PROBLEM TO SOLVE =>
A word-for-word restatement of the whole listing is the expected answer.
Start of INPUT DATA
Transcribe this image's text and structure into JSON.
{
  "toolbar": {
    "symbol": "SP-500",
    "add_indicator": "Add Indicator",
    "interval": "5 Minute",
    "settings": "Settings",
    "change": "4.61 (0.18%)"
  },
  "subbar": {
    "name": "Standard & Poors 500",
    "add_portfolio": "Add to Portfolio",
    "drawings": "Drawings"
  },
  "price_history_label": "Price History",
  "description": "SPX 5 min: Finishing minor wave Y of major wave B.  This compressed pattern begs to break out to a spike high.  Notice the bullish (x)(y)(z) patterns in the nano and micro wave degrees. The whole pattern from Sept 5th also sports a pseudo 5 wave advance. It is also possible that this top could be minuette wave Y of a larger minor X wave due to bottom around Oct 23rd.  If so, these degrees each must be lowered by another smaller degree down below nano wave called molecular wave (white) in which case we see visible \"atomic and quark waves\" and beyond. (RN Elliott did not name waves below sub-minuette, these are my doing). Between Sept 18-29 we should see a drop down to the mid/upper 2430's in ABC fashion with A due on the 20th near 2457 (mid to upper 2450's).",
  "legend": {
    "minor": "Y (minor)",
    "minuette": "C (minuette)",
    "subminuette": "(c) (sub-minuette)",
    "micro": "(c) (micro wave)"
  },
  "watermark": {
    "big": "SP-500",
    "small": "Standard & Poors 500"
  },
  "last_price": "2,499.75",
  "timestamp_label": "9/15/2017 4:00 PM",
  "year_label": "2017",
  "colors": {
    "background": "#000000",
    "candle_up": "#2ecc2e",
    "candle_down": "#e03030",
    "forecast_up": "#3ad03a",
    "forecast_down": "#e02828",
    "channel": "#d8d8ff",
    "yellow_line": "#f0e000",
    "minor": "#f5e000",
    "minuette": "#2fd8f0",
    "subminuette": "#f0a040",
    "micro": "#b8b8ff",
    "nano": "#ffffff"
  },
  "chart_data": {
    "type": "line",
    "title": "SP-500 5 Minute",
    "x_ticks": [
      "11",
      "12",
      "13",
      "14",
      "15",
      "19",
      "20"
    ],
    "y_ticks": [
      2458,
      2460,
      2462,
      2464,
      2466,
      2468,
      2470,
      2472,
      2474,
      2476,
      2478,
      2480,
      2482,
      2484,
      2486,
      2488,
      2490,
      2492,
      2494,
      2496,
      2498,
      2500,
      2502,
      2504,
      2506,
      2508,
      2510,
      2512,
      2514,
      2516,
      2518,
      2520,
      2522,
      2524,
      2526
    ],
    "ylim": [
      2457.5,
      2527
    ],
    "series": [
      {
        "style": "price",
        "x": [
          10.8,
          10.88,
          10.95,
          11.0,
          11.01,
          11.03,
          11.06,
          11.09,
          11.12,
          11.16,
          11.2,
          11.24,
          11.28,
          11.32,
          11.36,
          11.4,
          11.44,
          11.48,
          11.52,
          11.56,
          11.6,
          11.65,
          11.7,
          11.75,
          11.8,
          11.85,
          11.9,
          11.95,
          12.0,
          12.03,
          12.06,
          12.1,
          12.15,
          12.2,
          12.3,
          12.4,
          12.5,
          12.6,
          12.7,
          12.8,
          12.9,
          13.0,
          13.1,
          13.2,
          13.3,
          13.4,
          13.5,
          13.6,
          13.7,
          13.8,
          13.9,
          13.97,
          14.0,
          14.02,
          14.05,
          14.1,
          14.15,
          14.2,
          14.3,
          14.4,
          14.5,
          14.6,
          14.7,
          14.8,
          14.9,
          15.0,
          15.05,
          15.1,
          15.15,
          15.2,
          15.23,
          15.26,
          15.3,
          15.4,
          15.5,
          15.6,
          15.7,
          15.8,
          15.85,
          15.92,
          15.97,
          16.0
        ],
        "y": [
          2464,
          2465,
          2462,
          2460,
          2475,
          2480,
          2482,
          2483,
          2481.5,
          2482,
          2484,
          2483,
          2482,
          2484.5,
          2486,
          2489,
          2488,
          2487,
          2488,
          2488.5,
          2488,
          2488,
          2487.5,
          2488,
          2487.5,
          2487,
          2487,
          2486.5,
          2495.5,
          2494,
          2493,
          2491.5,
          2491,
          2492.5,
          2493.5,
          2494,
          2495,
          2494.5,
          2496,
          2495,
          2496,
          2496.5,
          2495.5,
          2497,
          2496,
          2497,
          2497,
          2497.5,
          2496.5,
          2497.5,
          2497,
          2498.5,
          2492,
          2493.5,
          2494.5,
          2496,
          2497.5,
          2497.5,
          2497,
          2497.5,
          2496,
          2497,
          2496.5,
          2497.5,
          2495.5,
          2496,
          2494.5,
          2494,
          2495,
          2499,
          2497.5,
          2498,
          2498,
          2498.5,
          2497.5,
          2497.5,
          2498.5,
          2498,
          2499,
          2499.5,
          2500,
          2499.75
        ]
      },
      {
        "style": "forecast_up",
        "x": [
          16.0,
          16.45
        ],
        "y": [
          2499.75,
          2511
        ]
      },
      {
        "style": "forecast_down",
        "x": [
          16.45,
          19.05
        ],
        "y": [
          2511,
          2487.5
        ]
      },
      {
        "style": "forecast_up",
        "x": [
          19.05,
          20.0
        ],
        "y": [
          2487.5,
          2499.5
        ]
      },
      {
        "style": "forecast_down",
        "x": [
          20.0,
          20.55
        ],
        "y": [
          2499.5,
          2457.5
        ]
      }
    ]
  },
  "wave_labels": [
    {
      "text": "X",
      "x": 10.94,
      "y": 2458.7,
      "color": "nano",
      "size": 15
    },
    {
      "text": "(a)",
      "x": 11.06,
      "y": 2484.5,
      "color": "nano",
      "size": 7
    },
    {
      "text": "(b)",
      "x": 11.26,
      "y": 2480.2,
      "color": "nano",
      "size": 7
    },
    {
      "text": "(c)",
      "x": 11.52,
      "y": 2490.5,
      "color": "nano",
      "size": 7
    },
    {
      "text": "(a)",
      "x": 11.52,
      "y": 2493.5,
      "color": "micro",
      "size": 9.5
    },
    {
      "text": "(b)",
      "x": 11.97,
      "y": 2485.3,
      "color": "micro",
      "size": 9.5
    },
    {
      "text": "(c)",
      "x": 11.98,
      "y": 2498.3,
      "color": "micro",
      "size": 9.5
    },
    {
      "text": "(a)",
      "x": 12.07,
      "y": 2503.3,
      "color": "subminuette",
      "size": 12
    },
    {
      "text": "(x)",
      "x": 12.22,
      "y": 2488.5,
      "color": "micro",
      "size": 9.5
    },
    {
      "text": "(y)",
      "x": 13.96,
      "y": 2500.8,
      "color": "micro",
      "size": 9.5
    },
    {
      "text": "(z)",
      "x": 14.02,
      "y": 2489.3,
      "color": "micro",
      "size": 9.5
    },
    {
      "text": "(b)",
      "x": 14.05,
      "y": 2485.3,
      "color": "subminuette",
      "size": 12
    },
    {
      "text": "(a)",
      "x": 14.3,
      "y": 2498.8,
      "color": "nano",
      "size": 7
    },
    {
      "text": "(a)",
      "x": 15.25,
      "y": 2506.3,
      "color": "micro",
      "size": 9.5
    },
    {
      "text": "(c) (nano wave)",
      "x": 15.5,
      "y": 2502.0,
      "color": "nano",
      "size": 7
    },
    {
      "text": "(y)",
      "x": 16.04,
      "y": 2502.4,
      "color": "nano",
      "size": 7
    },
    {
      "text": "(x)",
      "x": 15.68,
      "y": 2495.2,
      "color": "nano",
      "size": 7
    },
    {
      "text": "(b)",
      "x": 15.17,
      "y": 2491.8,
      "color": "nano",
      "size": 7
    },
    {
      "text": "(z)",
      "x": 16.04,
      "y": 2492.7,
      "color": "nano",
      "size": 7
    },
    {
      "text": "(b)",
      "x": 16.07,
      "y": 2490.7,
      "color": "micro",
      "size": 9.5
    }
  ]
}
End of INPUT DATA
SOLUTION TO THIS TASK =>
Transcribe this image's text and structure into JSON.
{
  "toolbar": {
    "symbol": "SP-500",
    "add_indicator": "Add Indicator",
    "interval": "5 Minute",
    "settings": "Settings",
    "change": "4.61 (0.18%)"
  },
  "subbar": {
    "name": "Standard & Poors 500",
    "add_portfolio": "Add to Portfolio",
    "drawings": "Drawings"
  },
  "price_history_label": "Price History",
  "description": "SPX 5 min: Finishing minor wave Y of major wave B.  This compressed pattern begs to break out to a spike high.  Notice the bullish (x)(y)(z) patterns in the nano and micro wave degrees. The whole pattern from Sept 5th also sports a pseudo 5 wave advance. It is also possible that this top could be minuette wave Y of a larger minor X wave due to bottom around Oct 23rd.  If so, these degrees each must be lowered by another smaller degree down below nano wave called molecular wave (white) in which case we see visible \"atomic and quark waves\" and beyond. (RN Elliott did not name waves below sub-minuette, these are my doing). Between Sept 18-29 we should see a drop down to the mid/upper 2430's in ABC fashion with A due on the 20th near 2457 (mid to upper 2450's).",
  "legend": {
    "minor": "Y (minor)",
    "minuette": "C (minuette)",
    "subminuette": "(c) (sub-minuette)",
    "micro": "(c) (micro wave)"
  },
  "watermark": {
    "big": "SP-500",
    "small": "Standard & Poors 500"
  },
  "last_price": "2,499.75",
  "timestamp_label": "9/15/2017 4:00 PM",
  "year_label": "2017",
  "colors": {
    "background": "#000000",
    "candle_up": "#2ecc2e",
    "candle_down": "#e03030",
    "forecast_up": "#3ad03a",
    "forecast_down": "#e02828",
    "channel": "#d8d8ff",
    "yellow_line": "#f0e000",
    "minor": "#f5e000",
    "minuette": "#2fd8f0",
    "subminuette": "#f0a040",
    "micro": "#b8b8ff",
    "nano": "#ffffff"
  },
  "chart_data": {
    "type": "line",
    "title": "SP-500 5 Minute",
    "x_ticks": [
      "11",
      "12",
      "13",
      "14",
      "15",
      "19",
      "20"
    ],
    "y_ticks": [
      2458,
      2460,
      2462,
      2464,
      2466,
      2468,
      2470,
      2472,
      2474,
      2476,
      2478,
      2480,
      2482,
      2484,
      2486,
      2488,
      2490,
      2492,
      2494,
      2496,
      2498,
      2500,
      2502,
      2504,
      2506,
      2508,
      2510,
      2512,
      2514,
      2516,
      2518,
      2520,
      2522,
      2524,
      2526
    ],
    "ylim": [
      2457.5,
      2527
    ],
    "series": [
      {
        "style": "price",
        "x": [
          10.8,
          10.88,
          10.95,
          11.0,
          11.01,
          11.03,
          11.06,
          11.09,
          11.12,
          11.16,
          11.2,
          11.24,
          11.28,
          11.32,
          11.36,
          11.4,
          11.44,
          11.48,
          11.52,
          11.56,
          11.6,
          11.65,
          11.7,
          11.75,
          11.8,
          11.85,
          11.9,
          11.95,
          12.0,
          12.03,
          12.06,
          12.1,
          12.15,
          12.2,
          12.3,
          12.4,
          12.5,
          12.6,
          12.7,
          12.8,
          12.9,
          13.0,
          13.1,
          13.2,
          13.3,
          13.4,
          13.5,
          13.6,
          13.7,
          13.8,
          13.9,
          13.97,
          14.0,
          14.02,
          14.05,
          14.1,
          14.15,
          14.2,
          14.3,
          14.4,
          14.5,
          14.6,
          14.7,
          14.8,
          14.9,
          15.0,
          15.05,
          15.1,
          15.15,
          15.2,
          15.23,
          15.26,
          15.3,
          15.4,
          15.5,
          15.6,
          15.7,
          15.8,
          15.85,
          15.92,
          15.97,
          16.0
        ],
        "y": [
          2464,
          2465,
          2462,
          2460,
          2475,
          2480,
          2482,
          2483,
          2481.5,
          2482,
          2484,
          2483,
          2482,
          2484.5,
          2486,
          2489,
          2488,
          2487,
          2488,
          2488.5,
          2488,
          2488,
          2487.5,
          2488,
          2487.5,
          2487,
          2487,
          2486.5,
          2495.5,
          2494,
          2493,
          2491.5,
          2491,
          2492.5,
          2493.5,
          2494,
          2495,
          2494.5,
          2496,
          2495,
          2496,
          2496.5,
          2495.5,
          2497,
          2496,
          2497,
          2497,
          2497.5,
          2496.5,
          2497.5,
          2497,
          2498.5,
          2492,
          2493.5,
          2494.5,
          2496,
          2497.5,
          2497.5,
          2497,
          2497.5,
          2496,
          2497,
          2496.5,
          2497.5,
          2495.5,
          2496,
          2494.5,
          2494,
          2495,
          2499,
          2497.5,
          2498,
          2498,
          2498.5,
          2497.5,
          2497.5,
          2498.5,
          2498,
          2499,
          2499.5,
          2500,
          2499.75
        ]
      },
      {
        "style": "forecast_up",
        "x": [
          16.0,
          16.45
        ],
        "y": [
          2499.75,
          2511
        ]
      },
      {
        "style": "forecast_down",
        "x": [
          16.45,
          19.05
        ],
        "y": [
          2511,
          2487.5
        ]
      },
      {
        "style": "forecast_up",
        "x": [
          19.05,
          20.0
        ],
        "y": [
          2487.5,
          2499.5
        ]
      },
      {
        "style": "forecast_down",
        "x": [
          20.0,
          20.55
        ],
        "y": [
          2499.5,
          2457.5
        ]
      }
    ]
  },
  "wave_labels": [
    {
      "text": "X",
      "x": 10.94,
      "y": 2458.7,
      "color": "nano",
      "size": 15
    },
    {
      "text": "(a)",
      "x": 11.06,
      "y": 2484.5,
      "color": "nano",
      "size": 7
    },
    {
      "text": "(b)",
      "x": 11.26,
      "y": 2480.2,
      "color": "nano",
      "size": 7
    },
    {
      "text": "(c)",
      "x": 11.52,
      "y": 2490.5,
      "color": "nano",
      "size": 7
    },
    {
      "text": "(a)",
      "x": 11.52,
      "y": 2493.5,
      "color": "micro",
      "size": 9.5
    },
    {
      "text": "(b)",
      "x": 11.97,
      "y": 2485.3,
      "color": "micro",
      "size": 9.5
    },
    {
      "text": "(c)",
      "x": 11.98,
      "y": 2498.3,
      "color": "micro",
      "size": 9.5
    },
    {
      "text": "(a)",
      "x": 12.07,
      "y": 2503.3,
      "color": "subminuette",
      "size": 12
    },
    {
      "text": "(x)",
      "x": 12.22,
      "y": 2488.5,
      "color": "micro",
      "size": 9.5
    },
    {
      "text": "(y)",
      "x": 13.96,
      "y": 2500.8,
      "color": "micro",
      "size": 9.5
    },
    {
      "text": "(z)",
      "x": 14.02,
      "y": 2489.3,
      "color": "micro",
      "size": 9.5
    },
    {
      "text": "(b)",
      "x": 14.05,
      "y": 2485.3,
      "color": "subminuette",
      "size": 12
    },
    {
      "text": "(a)",
      "x": 14.3,
      "y": 2498.8,
      "color": "nano",
      "size": 7
    },
    {
      "text": "(a)",
      "x": 15.25,
      "y": 2506.3,
      "color": "micro",
      "size": 9.5
    },
    {
      "text": "(c) (nano wave)",
      "x": 15.5,
      "y": 2502.0,
      "color": "nano",
      "size": 7
    },
    {
      "text": "(y)",
      "x": 16.04,
      "y": 2502.4,
      "color": "nano",
      "size": 7
    },
    {
      "text": "(x)",
      "x": 15.68,
      "y": 2495.2,
      "color": "nano",
      "size": 7
    },
    {
      "text": "(b)",
      "x": 15.17,
      "y": 2491.8,
      "color": "nano",
      "size": 7
    },
    {
      "text": "(z)",
      "x": 16.04,
      "y": 2492.7,
      "color": "nano",
      "size": 7
    },
    {
      "text": "(b)",
      "x": 16.07,
      "y": 2490.7,
      "color": "micro",
      "size": 9.5
    }
  ]
}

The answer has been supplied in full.